From the E-Newsletter of Congressman Rush Holt:
For years, I’ve worked with Josh Vandiver of Central New Jersey to help him fight deportation actions against his husband, Henry Velandia, a native Venezuelan. My belief has always been that Josh and Henry deserve the same benefits and protections afforded to other committed couples under U.S. immigration law.
Last June, Josh and Henry celebrated the news that the Department of Homeland Security had canceled deportation actions – but that decision applied only to their specific case, raising the possibility that other same-sex families like theirs might still be torn apart.
I recently joined 83 other members of Congress in urging federal officials to announce a formal policy that all American families, regardless of their sexual orientation, will be treated equally by our immigration system.
Over the weekend, we received good news. The Secretary of Homeland Security, Janet Napolitano, replied to say that she has directed immigration officials “to disseminate written guidance to the field that the interpretation of the phrase ‘family relationships’ includes long-term, same-sex partners.”
This is a major step forward, but because it is only a statement of administration policy, it could be reversed by a future president or disregarded in a specific case. I will continue to push for Congressional action, including the repeal of the so-called Defense of Marriage Act, to ensure that no couple ever again faces the fear and confusion that Josh and Henry lived with for so long.
October 16 is Your Last Chance to Register to Vote in November
October 16 is the last day that New Jersey residents can register to vote in this year’s federal, state, county, and local elections. Registration forms and information about how to register can be found online.
I also want to remind you that in New Jersey, any voter can request a vote-by-mail ballot for any election; you need not show that you are out of state or ill. To send you the ballot, your county clerk’s office must receive your absentee ballot application no later than October 30, seven days before the election.
Remembering Barry Commoner
Last weekend, Barry Commoner – a biologist and political advocate who founded the Citizens Party and ran for president in 1980 – passed away. He was 95 years old.
Commoner’s most enduring legacy is his work to bring the science of ecology to the center of our public debate. His studies of radioactive fallout helped demonstrate the human impact of nuclear radiation, contributing to the passage of the Nuclear Test Ban Treaty of 1963. And he shaped the thinking of generations of environmentalists through his “four laws of ecology:” Everything is connected to everything else; everything must go somewhere; nature knows best; there is no such thing as a free lunch.
To be sure, Commoner had his flaws as an advocate. He could be strident, combative, and dismissive even toward those who agreed with him, and his politics were clearly not to everyone’s liking. Yet his passion and enthusiasm were unmistakable, and he did as much as anyone to create a public movement to protect the air we breathe and the water we drink.
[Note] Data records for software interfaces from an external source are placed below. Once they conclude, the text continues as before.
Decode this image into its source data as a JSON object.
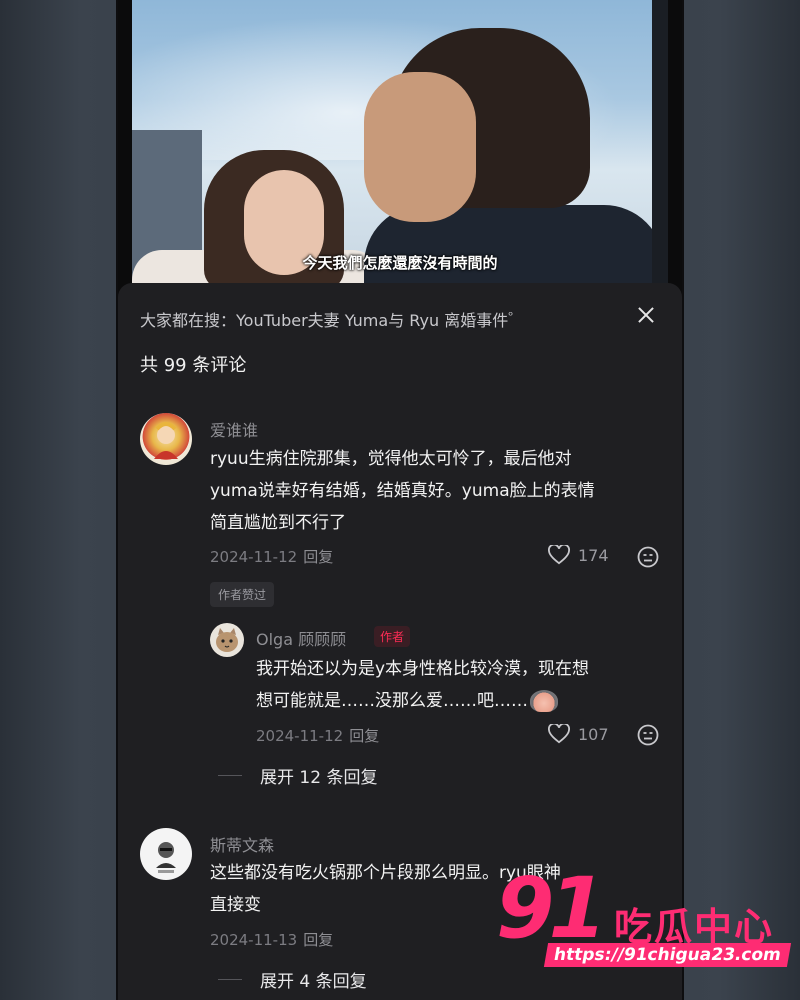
{
  "video": {
    "subtitle": "今天我們怎麼還麼沒有時間的"
  },
  "sheet": {
    "search_suggestion": "大家都在搜：YouTuber夫妻 Yuma与 Ryu 离婚事件",
    "comment_count": "共 99 条评论",
    "close_label": "close"
  },
  "comments": [
    {
      "username": "爱谁谁",
      "text_lines": [
        "ryuu生病住院那集，觉得他太可怜了，最后他对",
        "yuma说幸好有结婚，结婚真好。yuma脸上的表情",
        "简直尴尬到不行了"
      ],
      "date": "2024-11-12",
      "reply_label": "回复",
      "likes": "174",
      "author_liked_badge": "作者赞过",
      "reply": {
        "username": "Olga 顾顾顾",
        "author_tag": "作者",
        "text_lines": [
          "我开始还以为是y本身性格比较冷漠，现在想",
          "想可能就是……没那么爱……吧……"
        ],
        "date": "2024-11-12",
        "reply_label": "回复",
        "likes": "107"
      },
      "expand_label": "展开 12 条回复"
    },
    {
      "username": "斯蒂文森",
      "text_lines": [
        "这些都没有吃火锅那个片段那么明显",
        "直接变"
      ],
      "text_hidden_suffix": "。ryu眼神",
      "date": "2024-11-13",
      "reply_label": "回复",
      "expand_label": "展开 4 条回复"
    }
  ],
  "watermark": {
    "number": "91",
    "title": "吃瓜中心",
    "url": "https://91chigua23.com"
  },
  "colors": {
    "accent": "#fe2c55",
    "watermark": "#fe2c73",
    "sheet_bg": "#1f1f22"
  }
}
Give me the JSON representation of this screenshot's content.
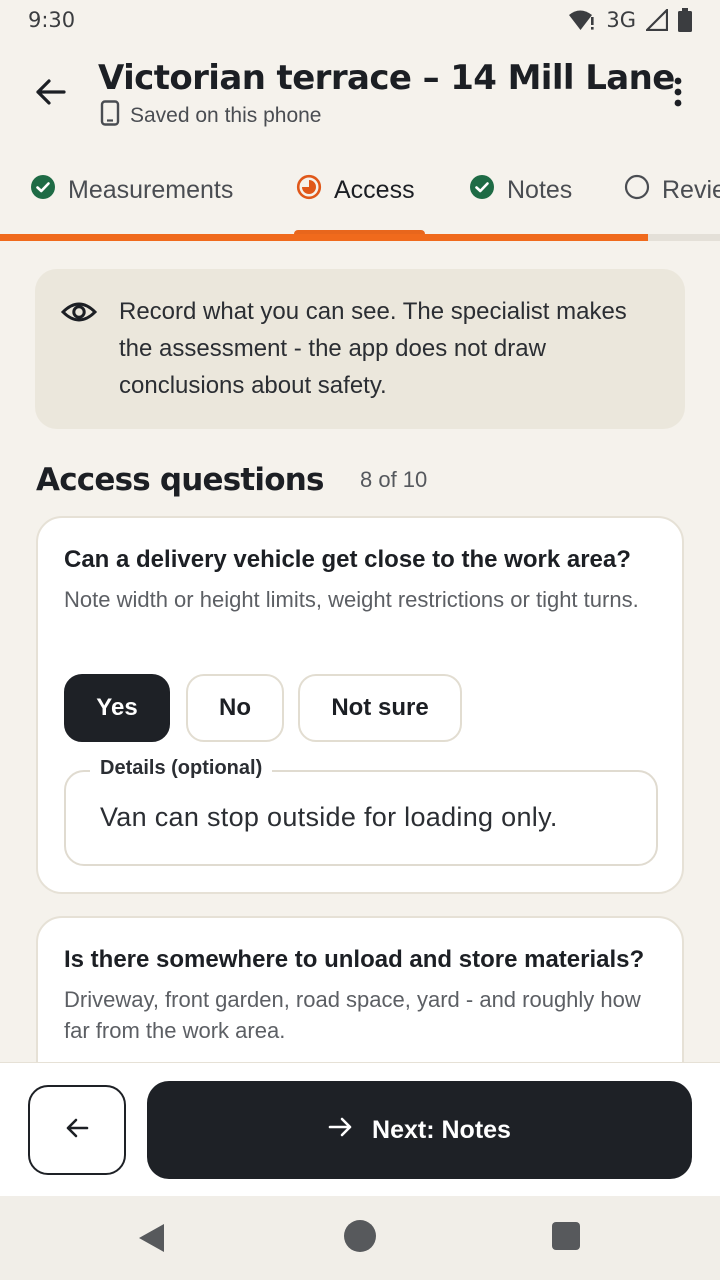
{
  "status_bar": {
    "time": "9:30",
    "network": "3G",
    "icons": [
      "wifi-alert-icon",
      "cell-signal-icon",
      "battery-icon"
    ]
  },
  "app_bar": {
    "back_icon": "arrow-left-icon",
    "title": "Victorian terrace – 14 Mill Lane",
    "subtitle": "Saved on this phone",
    "subtitle_icon": "phone-icon",
    "menu_icon": "more-vertical-icon"
  },
  "tabs": [
    {
      "label": "Measurements",
      "state": "complete",
      "icon": "check-circle-icon"
    },
    {
      "label": "Access",
      "state": "in-progress",
      "icon": "progress-circle-icon"
    },
    {
      "label": "Notes",
      "state": "complete",
      "icon": "check-circle-icon"
    },
    {
      "label": "Review",
      "state": "not-started",
      "icon": "empty-circle-icon"
    }
  ],
  "progress": {
    "fraction": 0.9
  },
  "info_card": {
    "icon": "eye-icon",
    "text": "Record what you can see. The specialist makes the assessment - the app does not draw conclusions about safety."
  },
  "section": {
    "title": "Access questions",
    "count": "8 of 10"
  },
  "questions": [
    {
      "title": "Can a delivery vehicle get close to the work area?",
      "hint": "Note width or height limits, weight restrictions or tight turns.",
      "options": [
        "Yes",
        "No",
        "Not sure"
      ],
      "selected": "Yes",
      "details_label": "Details (optional)",
      "details_value": "Van can stop outside for loading only."
    },
    {
      "title": "Is there somewhere to unload and store materials?",
      "hint": "Driveway, front garden, road space, yard - and roughly how far from the work area."
    }
  ],
  "actions": {
    "previous_icon": "arrow-left-icon",
    "next_icon": "arrow-right-icon",
    "next_label": "Next: Notes"
  },
  "colors": {
    "accent": "#f06a1c",
    "complete": "#1e6b45",
    "dark": "#1e2126",
    "background": "#f5f2ec"
  }
}
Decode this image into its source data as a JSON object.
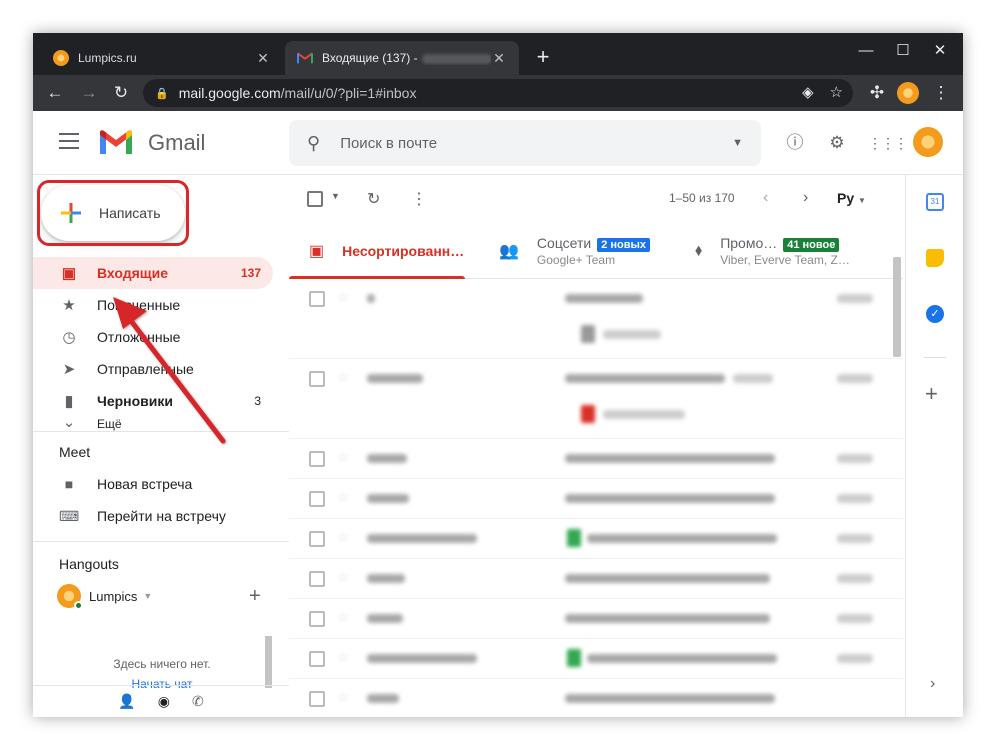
{
  "browser": {
    "tabs": [
      {
        "title": "Lumpics.ru",
        "favicon_color": "#f29b1d",
        "active": false
      },
      {
        "title": "Входящие (137) -",
        "favicon_color": "#ea4335",
        "active": true
      }
    ],
    "url_host": "mail.google.com",
    "url_path": "/mail/u/0/?pli=1#inbox"
  },
  "gmail": {
    "app_name": "Gmail",
    "search_placeholder": "Поиск в почте",
    "compose_label": "Написать",
    "nav": [
      {
        "label": "Входящие",
        "count": "137",
        "icon": "inbox-icon",
        "active": true,
        "bold": true
      },
      {
        "label": "Помеченные",
        "count": "",
        "icon": "star-icon",
        "active": false,
        "bold": false
      },
      {
        "label": "Отложенные",
        "count": "",
        "icon": "clock-icon",
        "active": false,
        "bold": false
      },
      {
        "label": "Отправленные",
        "count": "",
        "icon": "send-icon",
        "active": false,
        "bold": false
      },
      {
        "label": "Черновики",
        "count": "3",
        "icon": "draft-icon",
        "active": false,
        "bold": true
      }
    ],
    "more_label": "Ещё",
    "meet": {
      "title": "Meet",
      "new_meeting": "Новая встреча",
      "join_meeting": "Перейти на встречу"
    },
    "hangouts": {
      "title": "Hangouts",
      "user": "Lumpics",
      "empty_text": "Здесь ничего нет.",
      "start_chat": "Начать чат"
    },
    "list": {
      "range": "1–50 из 170",
      "lang_label": "Ру"
    },
    "category_tabs": [
      {
        "name": "Несортированн…",
        "badge": "",
        "sub": "",
        "active": true
      },
      {
        "name": "Соцсети",
        "badge": "2 новых",
        "badge_color": "#1a73e8",
        "sub": "Google+ Team",
        "active": false
      },
      {
        "name": "Промо…",
        "badge": "41 новое",
        "badge_color": "#188038",
        "sub": "Viber, Everve Team, Z…",
        "active": false
      }
    ],
    "accent_color": "#d93025"
  }
}
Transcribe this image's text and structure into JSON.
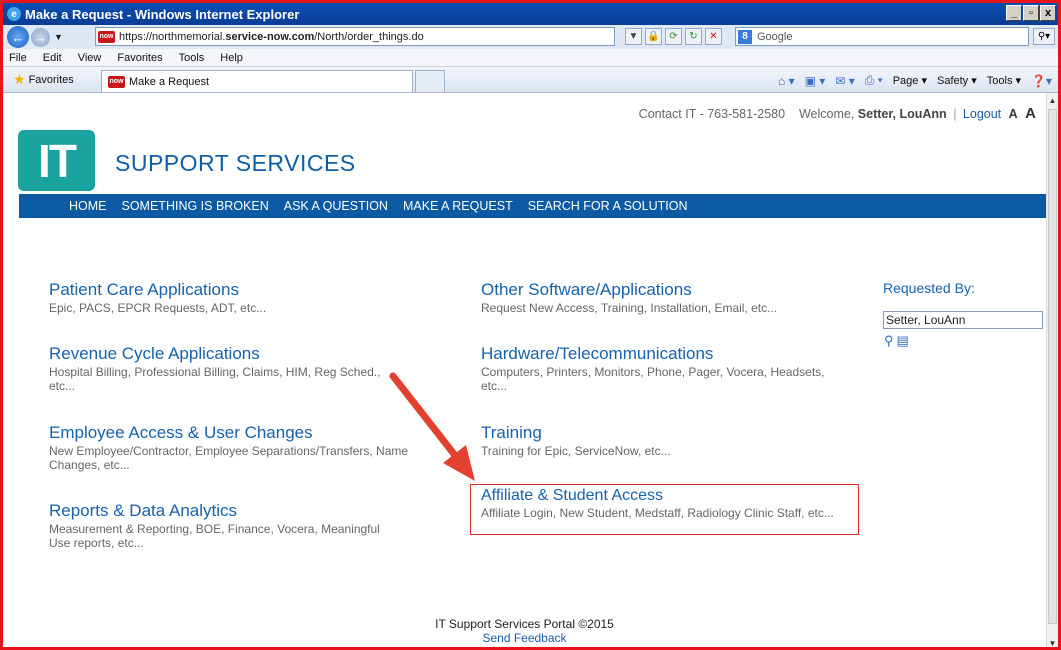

He exemplified the responsibility of scientists to consider the public effects of technology, and he established a model of how scientists can transform the public debate.
Member of Congress
Member of Congress